Chief executives and senior board members gathered in London to outline their thoughts on an industry that is changing at breakneck speed. It’s an industry that is no longer operating by itself, but a sector that is being driven by the technology that their own consumers are engaging with. And the speed of adoption is forcing many boards to re-evaluate how they engage with their audiences.
Mobile and social networking are the two platforms, the two elephants in the room, that media and broadcast organisations are still struggling to grapple with. They are also the platforms that public relations professionals must fully grasp for themselves and their clients.
BBC Director General Mark Thompson highlighted this year how ‘new media’ and the consumer have shaped how it offers content. The corporation accepted that consumers want the BBC’s content on every platform. Its iPlayer is today available on the iPhone and iPad, with Thompson confirming that people even watch BBC content on their mobiles in bed.
Thompson understands simplicity and highlighted that the iPlayer works because it is straightforward. In January of this year 162 million downloads were made through the iPlayer, this in a country of 25 million households.

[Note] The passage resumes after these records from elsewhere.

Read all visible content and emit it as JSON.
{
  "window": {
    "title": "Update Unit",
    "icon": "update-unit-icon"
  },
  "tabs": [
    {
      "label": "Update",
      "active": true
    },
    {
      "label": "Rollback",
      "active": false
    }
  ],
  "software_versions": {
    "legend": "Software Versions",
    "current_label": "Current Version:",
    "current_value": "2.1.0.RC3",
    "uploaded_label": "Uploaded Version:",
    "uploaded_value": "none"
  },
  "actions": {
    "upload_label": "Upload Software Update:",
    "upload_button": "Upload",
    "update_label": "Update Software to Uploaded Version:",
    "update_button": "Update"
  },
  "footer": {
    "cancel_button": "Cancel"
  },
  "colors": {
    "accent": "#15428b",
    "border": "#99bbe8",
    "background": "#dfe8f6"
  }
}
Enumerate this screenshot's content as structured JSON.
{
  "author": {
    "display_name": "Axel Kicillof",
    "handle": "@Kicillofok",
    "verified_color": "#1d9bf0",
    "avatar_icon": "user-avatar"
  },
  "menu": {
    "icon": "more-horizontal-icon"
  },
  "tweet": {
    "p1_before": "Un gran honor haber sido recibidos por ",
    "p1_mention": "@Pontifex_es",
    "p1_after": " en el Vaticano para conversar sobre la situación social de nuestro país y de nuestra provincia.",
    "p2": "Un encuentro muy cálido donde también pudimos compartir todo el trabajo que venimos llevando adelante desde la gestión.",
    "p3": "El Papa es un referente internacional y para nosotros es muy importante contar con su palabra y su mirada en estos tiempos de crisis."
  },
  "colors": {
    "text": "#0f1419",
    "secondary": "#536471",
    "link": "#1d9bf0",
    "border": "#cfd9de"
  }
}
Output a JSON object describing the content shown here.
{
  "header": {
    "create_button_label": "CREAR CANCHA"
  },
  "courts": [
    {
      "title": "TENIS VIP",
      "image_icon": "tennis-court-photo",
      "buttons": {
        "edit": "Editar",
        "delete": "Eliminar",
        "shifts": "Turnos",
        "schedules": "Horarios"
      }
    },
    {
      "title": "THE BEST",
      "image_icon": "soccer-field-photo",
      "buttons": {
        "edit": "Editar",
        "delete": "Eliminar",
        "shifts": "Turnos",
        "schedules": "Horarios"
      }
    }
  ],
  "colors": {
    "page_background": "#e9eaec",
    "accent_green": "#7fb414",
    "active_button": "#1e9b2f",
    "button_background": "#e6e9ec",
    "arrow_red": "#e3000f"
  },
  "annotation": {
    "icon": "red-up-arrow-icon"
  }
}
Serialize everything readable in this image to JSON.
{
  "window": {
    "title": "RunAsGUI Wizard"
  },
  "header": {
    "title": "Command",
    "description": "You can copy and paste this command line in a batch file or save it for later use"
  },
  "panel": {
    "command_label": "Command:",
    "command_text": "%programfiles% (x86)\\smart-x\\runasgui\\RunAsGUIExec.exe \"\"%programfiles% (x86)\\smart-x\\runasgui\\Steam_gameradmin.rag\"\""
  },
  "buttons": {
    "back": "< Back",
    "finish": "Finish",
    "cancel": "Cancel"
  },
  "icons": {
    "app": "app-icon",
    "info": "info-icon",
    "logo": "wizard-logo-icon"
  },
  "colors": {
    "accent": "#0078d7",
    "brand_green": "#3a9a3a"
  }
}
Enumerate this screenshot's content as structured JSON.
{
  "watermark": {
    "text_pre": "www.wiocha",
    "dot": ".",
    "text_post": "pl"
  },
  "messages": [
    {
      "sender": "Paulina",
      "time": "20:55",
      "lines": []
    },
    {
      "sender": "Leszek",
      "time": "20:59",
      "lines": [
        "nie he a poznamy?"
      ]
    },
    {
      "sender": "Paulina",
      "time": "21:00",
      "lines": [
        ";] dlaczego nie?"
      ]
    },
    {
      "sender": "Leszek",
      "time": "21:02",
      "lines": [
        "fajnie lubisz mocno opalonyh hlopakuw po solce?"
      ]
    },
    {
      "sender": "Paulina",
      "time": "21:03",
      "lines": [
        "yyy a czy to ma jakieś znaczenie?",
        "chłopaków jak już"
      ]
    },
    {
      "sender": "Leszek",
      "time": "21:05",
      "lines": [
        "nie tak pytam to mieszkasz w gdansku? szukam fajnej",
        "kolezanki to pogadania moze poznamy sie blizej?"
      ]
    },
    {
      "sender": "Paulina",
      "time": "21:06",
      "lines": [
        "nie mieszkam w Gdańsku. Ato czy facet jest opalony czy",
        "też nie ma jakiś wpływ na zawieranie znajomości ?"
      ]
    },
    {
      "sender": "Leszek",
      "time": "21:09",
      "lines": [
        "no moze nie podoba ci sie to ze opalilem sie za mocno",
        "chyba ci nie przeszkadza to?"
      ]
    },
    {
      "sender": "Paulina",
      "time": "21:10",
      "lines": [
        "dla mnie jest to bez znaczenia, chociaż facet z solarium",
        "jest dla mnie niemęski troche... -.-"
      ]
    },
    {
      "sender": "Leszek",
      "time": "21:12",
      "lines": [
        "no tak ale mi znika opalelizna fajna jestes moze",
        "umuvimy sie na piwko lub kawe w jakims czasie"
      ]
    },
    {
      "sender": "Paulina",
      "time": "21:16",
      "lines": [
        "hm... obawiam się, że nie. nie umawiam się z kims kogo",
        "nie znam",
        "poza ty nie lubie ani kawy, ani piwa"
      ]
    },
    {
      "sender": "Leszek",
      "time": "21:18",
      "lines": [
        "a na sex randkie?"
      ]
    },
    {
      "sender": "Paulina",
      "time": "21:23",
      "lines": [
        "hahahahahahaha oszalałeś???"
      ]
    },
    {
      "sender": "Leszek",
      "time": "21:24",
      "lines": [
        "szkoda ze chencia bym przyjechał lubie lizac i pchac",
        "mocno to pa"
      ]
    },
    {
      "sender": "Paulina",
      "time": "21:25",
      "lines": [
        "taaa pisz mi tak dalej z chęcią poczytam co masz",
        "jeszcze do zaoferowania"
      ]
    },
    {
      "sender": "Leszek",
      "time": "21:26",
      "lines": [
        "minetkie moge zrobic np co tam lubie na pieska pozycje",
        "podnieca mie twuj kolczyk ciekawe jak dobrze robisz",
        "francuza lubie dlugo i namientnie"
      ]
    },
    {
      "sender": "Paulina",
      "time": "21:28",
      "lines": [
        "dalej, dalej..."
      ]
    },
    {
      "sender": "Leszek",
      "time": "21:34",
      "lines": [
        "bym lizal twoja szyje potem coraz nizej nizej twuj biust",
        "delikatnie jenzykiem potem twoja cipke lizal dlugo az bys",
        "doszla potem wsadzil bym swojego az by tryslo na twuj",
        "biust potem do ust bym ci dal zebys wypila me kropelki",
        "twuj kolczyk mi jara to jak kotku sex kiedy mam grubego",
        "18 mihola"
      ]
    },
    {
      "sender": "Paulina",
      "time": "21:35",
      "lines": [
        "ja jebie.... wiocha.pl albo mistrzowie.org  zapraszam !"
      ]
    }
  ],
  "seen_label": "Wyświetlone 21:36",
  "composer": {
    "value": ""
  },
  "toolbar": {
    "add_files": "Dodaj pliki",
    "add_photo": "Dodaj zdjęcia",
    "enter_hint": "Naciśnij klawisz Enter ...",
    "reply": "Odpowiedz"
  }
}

Thompson confirmed that 2011 is the year of convergence, stating that strength is with those that have a strong presence online and understand the value of simplicity.
One of the areas that the BBC Director General is looking at is the power and influence of social recommendations and how this will shape how we all watch television. Indeed Thompson confirmed that the BBC and Facebook are having conversations.
Speaking at the conference Facebook’s EMEA Managing Director Joanna Shield confirmed that the company now has 30 million active users in the UK, accounting for 1 in 2 of the population. Talking about how it ‘supports‘ UK media Shields highlighted that 10% of the Daily Mail’s web traffic now comes from Facebook and that the sites plugins have helped The Independent gain up to a 700% increase in traffic.
Talking of Facebook, Sales and Marketing Director for mobile provider 3 Marc Allera in a separate session said that a staggering 75% of their data traffic is directed to Facebook – an incredible statistic. Allera also said that 90% of 3’s sales are Smartphone’s.
Facebook is the platform of choice for the consumer. For business it is the ‘frenemy’, a business that delivers eyeballs to those with an online presence, but a business that can quickly cannibalise those that work with it. Take Groupon and Livingsocial for example. Both living in the hype, but both under the knife of Facebook, who a few days ago announced ‘a new service that will sell discounts deals to consumers.’ Sound familiar?
So, Facebook is becoming an entity in itself. The stats show it, but for the time being, it is a fact that business needs to learn to live with it. Equally, it needs to retain control of the data that makes it’s business a business.
I was going to ask, remember when clients used to ask about needing a Facebook Strategy? Something that made PRs and Strategists cringe? Well, there is a need to have a Facebook Strategy, but a strategy to manage them and avoid each business being cannibalised by this growing entity. The data that companies share with the social giant make the same businesses vulnerable.
Convergence and Facebook, and of course all the other offerings. The tables have turned and consumers are showing businesses how and where they want their content.